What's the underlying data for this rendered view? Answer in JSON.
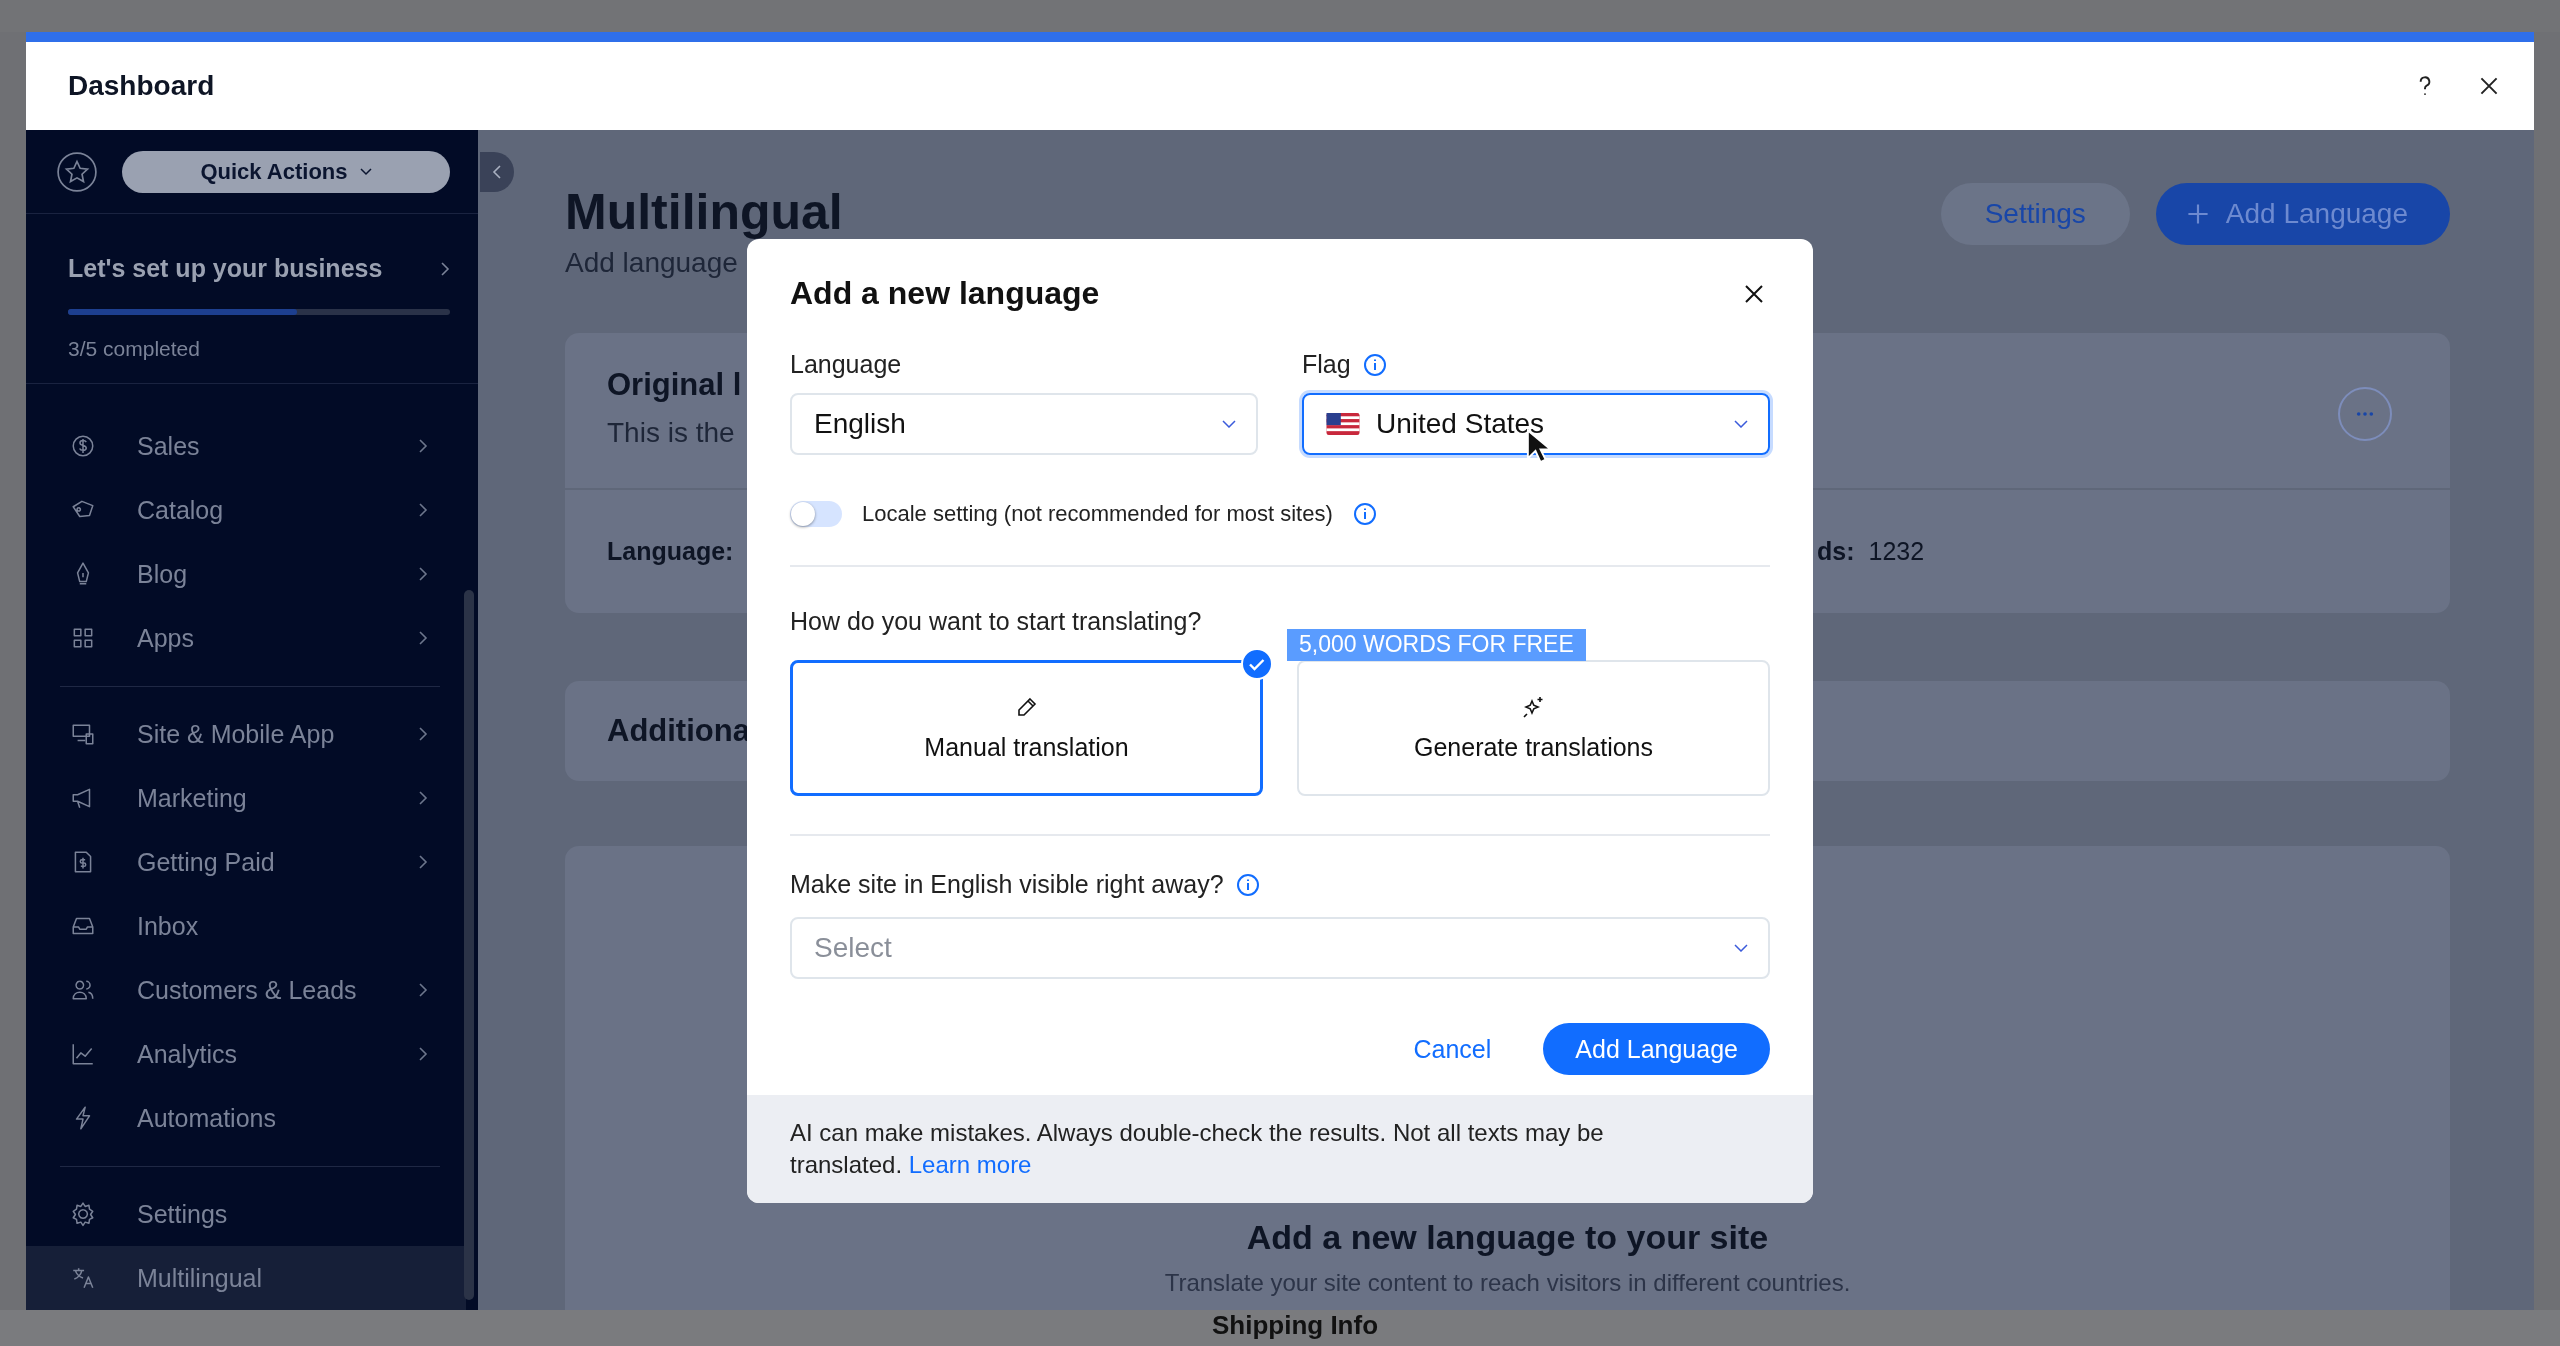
{
  "window": {
    "title": "Dashboard"
  },
  "sidebar": {
    "quick_actions": "Quick Actions",
    "setup": {
      "title": "Let's set up your business",
      "level": 0.6,
      "progress": "3/5 completed"
    },
    "groups": [
      [
        {
          "label": "Sales",
          "has_submenu": true,
          "selected": false
        },
        {
          "label": "Catalog",
          "has_submenu": true,
          "selected": false
        },
        {
          "label": "Blog",
          "has_submenu": true,
          "selected": false
        },
        {
          "label": "Apps",
          "has_submenu": true,
          "selected": false
        }
      ],
      [
        {
          "label": "Site & Mobile App",
          "has_submenu": true,
          "selected": false
        },
        {
          "label": "Marketing",
          "has_submenu": true,
          "selected": false
        },
        {
          "label": "Getting Paid",
          "has_submenu": true,
          "selected": false
        },
        {
          "label": "Inbox",
          "has_submenu": false,
          "selected": false
        },
        {
          "label": "Customers & Leads",
          "has_submenu": true,
          "selected": false
        },
        {
          "label": "Analytics",
          "has_submenu": true,
          "selected": false
        },
        {
          "label": "Automations",
          "has_submenu": false,
          "selected": false
        }
      ],
      [
        {
          "label": "Settings",
          "has_submenu": false,
          "selected": false
        },
        {
          "label": "Multilingual",
          "has_submenu": false,
          "selected": true
        }
      ]
    ]
  },
  "page": {
    "title": "Multilingual",
    "subtitle": "Add language",
    "buttons": [
      {
        "label": "Settings",
        "kind": "secondary"
      },
      {
        "label": "Add Language",
        "kind": "primary"
      }
    ],
    "original_card": {
      "title": "Original l",
      "description": "This is the",
      "language_label": "Language:",
      "words_label": "ds:",
      "words_value": "1232"
    },
    "additional_card": {
      "title": "Additiona"
    },
    "empty_state": {
      "title": "Add a new language to your site",
      "text": "Translate your site content to reach visitors in different countries."
    }
  },
  "dialog": {
    "title": "Add a new language",
    "language": {
      "label": "Language",
      "value": "English"
    },
    "flag": {
      "label": "Flag",
      "value": "United States",
      "focused": true
    },
    "locale": {
      "label": "Locale setting (not recommended for most sites)",
      "on": false
    },
    "question": "How do you want to start translating?",
    "options": [
      {
        "kind": "manual",
        "label": "Manual translation",
        "selected": true
      },
      {
        "kind": "ai",
        "label": "Generate translations",
        "selected": false,
        "badge": "5,000 WORDS FOR FREE"
      }
    ],
    "visibility": {
      "label": "Make site in English visible right away?",
      "placeholder": "Select"
    },
    "buttons": [
      {
        "kind": "text",
        "label": "Cancel"
      },
      {
        "kind": "primary",
        "label": "Add Language"
      }
    ],
    "footer": {
      "text": "AI can make mistakes. Always double-check the results. Not all texts may be translated.",
      "link": "Learn more"
    }
  },
  "bottom_strip": {
    "label": "Shipping Info"
  }
}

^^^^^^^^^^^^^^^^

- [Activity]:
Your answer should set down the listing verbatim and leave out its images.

- [Task output]:
What's the underlying data for this rendered view? Answer in JSON.
{
  "window": {
    "title": "Dashboard"
  },
  "sidebar": {
    "quick_actions": "Quick Actions",
    "setup": {
      "title": "Let's set up your business",
      "level": 0.6,
      "progress": "3/5 completed"
    },
    "groups": [
      [
        {
          "label": "Sales",
          "has_submenu": true,
          "selected": false
        },
        {
          "label": "Catalog",
          "has_submenu": true,
          "selected": false
        },
        {
          "label": "Blog",
          "has_submenu": true,
          "selected": false
        },
        {
          "label": "Apps",
          "has_submenu": true,
          "selected": false
        }
      ],
      [
        {
          "label": "Site & Mobile App",
          "has_submenu": true,
          "selected": false
        },
        {
          "label": "Marketing",
          "has_submenu": true,
          "selected": false
        },
        {
          "label": "Getting Paid",
          "has_submenu": true,
          "selected": false
        },
        {
          "label": "Inbox",
          "has_submenu": false,
          "selected": false
        },
        {
          "label": "Customers & Leads",
          "has_submenu": true,
          "selected": false
        },
        {
          "label": "Analytics",
          "has_submenu": true,
          "selected": false
        },
        {
          "label": "Automations",
          "has_submenu": false,
          "selected": false
        }
      ],
      [
        {
          "label": "Settings",
          "has_submenu": false,
          "selected": false
        },
        {
          "label": "Multilingual",
          "has_submenu": false,
          "selected": true
        }
      ]
    ]
  },
  "page": {
    "title": "Multilingual",
    "subtitle": "Add language",
    "buttons": [
      {
        "label": "Settings",
        "kind": "secondary"
      },
      {
        "label": "Add Language",
        "kind": "primary"
      }
    ],
    "original_card": {
      "title": "Original l",
      "description": "This is the",
      "language_label": "Language:",
      "words_label": "ds:",
      "words_value": "1232"
    },
    "additional_card": {
      "title": "Additiona"
    },
    "empty_state": {
      "title": "Add a new language to your site",
      "text": "Translate your site content to reach visitors in different countries."
    }
  },
  "dialog": {
    "title": "Add a new language",
    "language": {
      "label": "Language",
      "value": "English"
    },
    "flag": {
      "label": "Flag",
      "value": "United States",
      "focused": true
    },
    "locale": {
      "label": "Locale setting (not recommended for most sites)",
      "on": false
    },
    "question": "How do you want to start translating?",
    "options": [
      {
        "kind": "manual",
        "label": "Manual translation",
        "selected": true
      },
      {
        "kind": "ai",
        "label": "Generate translations",
        "selected": false,
        "badge": "5,000 WORDS FOR FREE"
      }
    ],
    "visibility": {
      "label": "Make site in English visible right away?",
      "placeholder": "Select"
    },
    "buttons": [
      {
        "kind": "text",
        "label": "Cancel"
      },
      {
        "kind": "primary",
        "label": "Add Language"
      }
    ],
    "footer": {
      "text": "AI can make mistakes. Always double-check the results. Not all texts may be translated.",
      "link": "Learn more"
    }
  },
  "bottom_strip": {
    "label": "Shipping Info"
  }
}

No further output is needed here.